via Daily Local, 10/3/2019
Defendant emotional over autopsy photos of infant
Written by Michael P. Rellahan
WEST CHESTER — The West Goshen woman on trial in Common Pleas Court for the “shaken baby” death of an infant she was being paid to care for broke down in tears Wednesday as the jury was shown autopsy photos of the child.
Hainan “Chelsea” Chang had to be comforted by one of her defense attorneys as she sobbed uncontrollably as photos of the child’s bruises were shown on a projector screen during the testimony of the forensic pathologist who performed the autopsy.
Jurors were excused from the courtroom as Judge Ann Marie Wheatcraft gave Chang a chance to regain her composure before resuming the testimony of Dr. Gary Collins, a medical examiner from Delaware who was brought to Chester County Hospital to complete the postmortem examination of the dead child, Ethan Zhang.
Chang, 44, a short woman with black hair and wearing a black pantsuit, sat at the defense table and dabbed her eyes with tissue as attorney Vince Caputo wrapped his arms around her and attempted to console her. She had cared for the child for about nine months in 2014 and 2015 before his death on Jan. 8, 2015. The child was considered a member of the family by Chang’s children.
She regained herself after about 10 minutes, and Collin’s testimony, which included graphic photos of the examination of Ethan’s brain, resumed.

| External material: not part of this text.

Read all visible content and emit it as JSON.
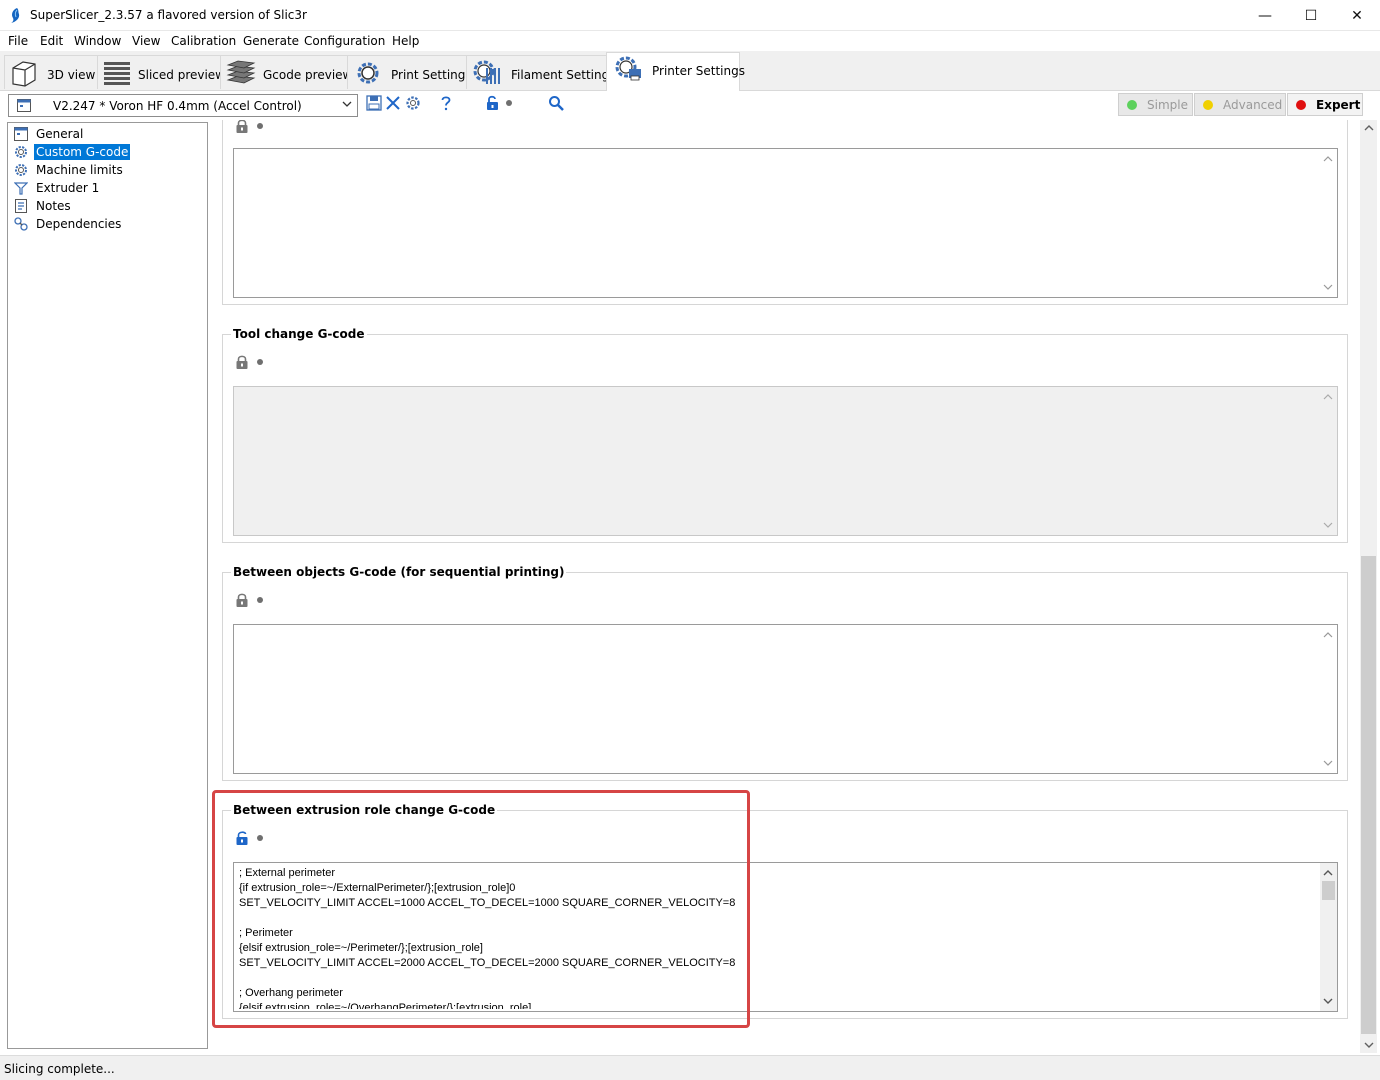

Chang is charged with third-degree murder and endangering the welfare of a child in the death of the 20-month-old baby whose parents were paying her family to care for while they worked in Florida. Authorities contend the child died for what is commonly known as “shaken baby syndrome” — multiple subdural blunt force injuries to the head.
Chang, who was the child’s sole caregiver in the time before his death, said he had been unresponsive for more than 20 hours before she brought him to the emergency room at Chester County Hospital, saying he “would not wake up.”
In his testimony, Collins said he discovered significant bleeding from Ethan’s brain when he examined the body. He told the jurors that the bleeding appeared to have been recent, and that there were other bruises on Ethan’s body.
Asked by Deputy District Attorney Megan King what he had determined as the cause of death, Collins said he had ruled it to be traumatic brain injury. The mechanism of that injury he said was repeated and rapid “acceleration and deceleration motions of Ethan’s body.
“He was shaken,” Collins said.